"That's why her hair is so big. It's full of secrets."
Matt Zoller Seitz
Critic, Author, Filmmaker, MZS Press Creator
Matt Zoller Seitz is the Editor at Large and film critic of RogerEbert.com; a staff writer for New York Magazine and Vulture.com, and a finalist for the Pulitzer Prize in criticism. His writing on film and TV has appeared in Sight and Sound, The New York Times, Salon.com, The New Republic and Rolling Stone. Seitz is the founder and original editor of the influential film blog The House Next Door, now a part of Slant Magazine.

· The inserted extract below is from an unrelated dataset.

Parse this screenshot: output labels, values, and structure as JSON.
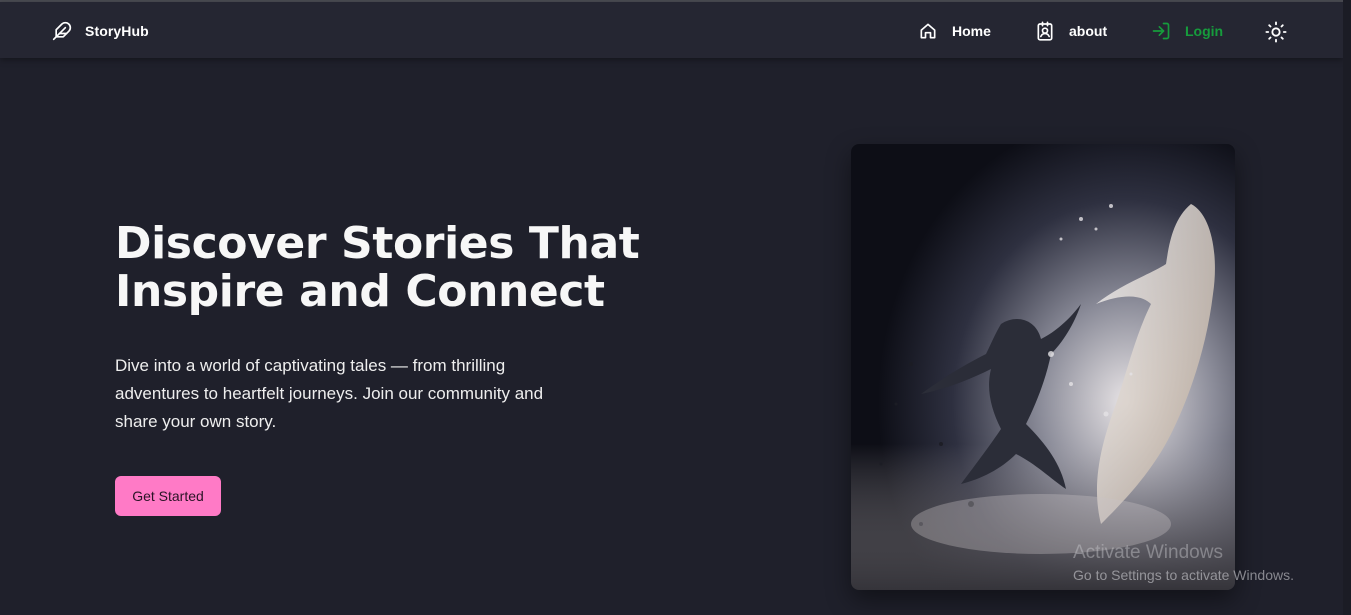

Seitz has written, narrated, edited or produced over a hundred hours’ worth of video essays about cinema history and style for The Museum of the Moving Image, Salon.com and Vulture, among other outlets. His five-part 2009 video essay Wes Anderson: The Substance of Style was spun off into the hardcover book The Wes Anderson Collection. This book and its follow-up, The Wes Anderson Collection: Grand Budapest Hotel were New York Times bestsellers.
Other Seitz books include the New York Times bestellers The Sopranos Sessions and Mad Men Carousel; TV (The Book), The Deadwood Bible: A Lie Agreed Upon, and the forthcoming The Wes Anderson Collection: The French Dispatch. He is also an interviewer, moderator, and film programmer who has curated and hosted film and TV presentations for the Museum of the Moving Image, IFC Center, San Francisco's Roxie Cinema, and other venues. He is currently working on a memoir about his marriages and a feature-length documentary about his father, jazz musician and composer Dave Zoller.

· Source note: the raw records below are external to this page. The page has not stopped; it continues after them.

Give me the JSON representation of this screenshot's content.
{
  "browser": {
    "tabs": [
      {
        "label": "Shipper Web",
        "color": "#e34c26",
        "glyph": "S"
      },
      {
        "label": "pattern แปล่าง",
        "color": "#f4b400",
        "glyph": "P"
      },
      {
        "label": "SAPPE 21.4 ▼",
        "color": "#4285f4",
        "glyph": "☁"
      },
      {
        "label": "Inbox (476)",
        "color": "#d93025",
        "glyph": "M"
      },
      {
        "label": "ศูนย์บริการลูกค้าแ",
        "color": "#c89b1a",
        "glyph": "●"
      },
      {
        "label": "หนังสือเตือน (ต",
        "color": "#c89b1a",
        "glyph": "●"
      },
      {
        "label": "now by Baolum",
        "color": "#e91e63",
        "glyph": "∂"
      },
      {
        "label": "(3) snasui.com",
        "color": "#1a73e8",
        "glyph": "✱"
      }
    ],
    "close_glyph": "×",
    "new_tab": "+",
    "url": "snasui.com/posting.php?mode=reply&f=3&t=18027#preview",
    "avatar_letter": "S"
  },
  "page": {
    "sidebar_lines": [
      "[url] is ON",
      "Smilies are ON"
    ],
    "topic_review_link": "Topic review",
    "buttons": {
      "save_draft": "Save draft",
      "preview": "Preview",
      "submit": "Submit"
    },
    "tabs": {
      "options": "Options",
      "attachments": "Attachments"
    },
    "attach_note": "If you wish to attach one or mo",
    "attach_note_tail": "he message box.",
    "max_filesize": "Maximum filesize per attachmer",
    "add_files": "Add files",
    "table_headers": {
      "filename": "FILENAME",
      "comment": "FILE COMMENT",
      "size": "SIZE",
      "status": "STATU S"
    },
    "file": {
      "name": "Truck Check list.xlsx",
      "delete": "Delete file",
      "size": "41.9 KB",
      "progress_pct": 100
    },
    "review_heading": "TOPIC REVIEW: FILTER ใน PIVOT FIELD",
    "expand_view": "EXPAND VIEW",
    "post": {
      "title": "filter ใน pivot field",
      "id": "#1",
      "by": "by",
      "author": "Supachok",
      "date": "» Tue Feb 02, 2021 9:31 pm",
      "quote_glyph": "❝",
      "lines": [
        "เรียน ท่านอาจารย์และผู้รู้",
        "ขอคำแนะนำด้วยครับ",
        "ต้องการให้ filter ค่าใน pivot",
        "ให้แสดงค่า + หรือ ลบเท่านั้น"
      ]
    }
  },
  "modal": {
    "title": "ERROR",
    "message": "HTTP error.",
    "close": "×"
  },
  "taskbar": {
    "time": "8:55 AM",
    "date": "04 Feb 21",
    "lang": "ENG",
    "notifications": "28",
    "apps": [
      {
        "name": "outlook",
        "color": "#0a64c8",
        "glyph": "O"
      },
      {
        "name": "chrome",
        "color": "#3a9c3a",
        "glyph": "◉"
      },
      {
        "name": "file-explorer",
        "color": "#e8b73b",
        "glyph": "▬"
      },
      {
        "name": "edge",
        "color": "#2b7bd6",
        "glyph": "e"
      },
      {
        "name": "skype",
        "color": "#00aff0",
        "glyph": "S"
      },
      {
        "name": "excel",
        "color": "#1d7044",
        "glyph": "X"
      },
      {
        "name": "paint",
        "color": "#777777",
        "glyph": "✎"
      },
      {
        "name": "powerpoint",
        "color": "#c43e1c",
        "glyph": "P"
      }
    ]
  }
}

His hobbies include exotic dancing, moonwalking, and affixing masking tape labels to every food item in the refrigerator, including eggs. He has the attention span of a gnat.